Quinnipiac University. (n.d.). April 8, 2020 – Fauci, governors get highest marks for response to coronavirus, Quinnipiac University National Poll finds; Majority say Trump’s response not aggressive enough.

The Washington Post Fact Checker. (n.d.).

United Nations. (n.d.). UN tackles ‘infodemic’ of misinformation and cybercrime in COVID-19 crisis.

Learning How to Find the Truth in Information: A METRO Symposium Summary

Everyone has heard of fake news by now. It’s seemingly everywhere, and in all types of media. How do we wade through all this incorrect information and find out what the real story is?
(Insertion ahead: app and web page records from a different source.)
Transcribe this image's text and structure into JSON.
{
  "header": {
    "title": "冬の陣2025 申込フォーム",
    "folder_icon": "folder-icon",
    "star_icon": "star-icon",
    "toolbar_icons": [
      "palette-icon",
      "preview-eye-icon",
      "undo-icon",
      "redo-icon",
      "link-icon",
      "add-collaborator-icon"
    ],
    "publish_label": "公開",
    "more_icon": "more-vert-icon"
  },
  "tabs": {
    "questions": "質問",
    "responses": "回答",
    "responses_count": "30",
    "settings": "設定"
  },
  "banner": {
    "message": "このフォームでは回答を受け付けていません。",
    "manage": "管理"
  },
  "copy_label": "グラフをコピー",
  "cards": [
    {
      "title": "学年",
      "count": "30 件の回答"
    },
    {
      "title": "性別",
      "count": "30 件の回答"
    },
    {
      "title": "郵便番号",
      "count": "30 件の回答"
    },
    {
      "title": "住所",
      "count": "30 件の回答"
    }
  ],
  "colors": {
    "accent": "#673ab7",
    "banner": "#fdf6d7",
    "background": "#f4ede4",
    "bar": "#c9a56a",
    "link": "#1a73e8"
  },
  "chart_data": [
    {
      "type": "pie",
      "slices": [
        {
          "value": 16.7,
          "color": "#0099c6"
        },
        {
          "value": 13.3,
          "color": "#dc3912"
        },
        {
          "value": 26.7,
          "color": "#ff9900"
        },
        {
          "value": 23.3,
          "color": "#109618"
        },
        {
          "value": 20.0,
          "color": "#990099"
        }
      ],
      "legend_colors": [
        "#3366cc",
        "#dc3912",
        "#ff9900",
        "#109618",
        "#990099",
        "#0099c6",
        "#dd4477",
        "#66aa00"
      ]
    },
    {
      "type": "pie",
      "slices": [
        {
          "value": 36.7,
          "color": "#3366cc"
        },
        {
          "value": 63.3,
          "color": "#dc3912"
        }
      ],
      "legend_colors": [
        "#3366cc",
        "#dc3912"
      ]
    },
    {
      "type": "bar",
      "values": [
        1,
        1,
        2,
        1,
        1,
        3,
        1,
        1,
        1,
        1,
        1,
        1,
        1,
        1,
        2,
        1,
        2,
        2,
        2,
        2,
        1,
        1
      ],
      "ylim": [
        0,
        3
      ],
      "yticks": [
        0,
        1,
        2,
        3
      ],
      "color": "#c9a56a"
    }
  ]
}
Last week, Library Information Literacy Director Sara Tabaei and I attended a METRO symposium entitled                        “(Mis)informed: Propaganda, Disinformation, Misinformation, and Our Culture.” The aim of this one-day meeting was to discuss the underlying issues and ways to teach about all of this incorrect information. It was also an opportunity to see METRO’s new location (which happens to be right by the Intrepid Sea, Air & Space Museum!).

Continue reading

Reflections on How the Internet Has Evolved During the Past Twenty Years

90s students at the Gottsman Library, Columbia Teacher's College
90s students at the Gottesman Library, Columbia Teacher’s College

I have always had a strong liking for libraries, though it is difficult to pinpoint why this is the case.  Perhaps it all began while I was a child at Lenox elementary school while I was living in Saint Louis Park Minnesota.  Or, maybe it began while I was an undergraduate at the University of Minnesota (I always liked quiet, unassuming and serene open spaces).  Indeed, the Walter Library at the university is in fact considered one of the most beautiful academic libraries in the United States.  And of course, as an undergraduate, I would spend an endless amount of time studying for class; and if I was not studying, I would take a break by browsing the stacks, sometimes losing myself for hours on end, pursuing my recreational interest in Ancient Greek Philosophy. Continue reading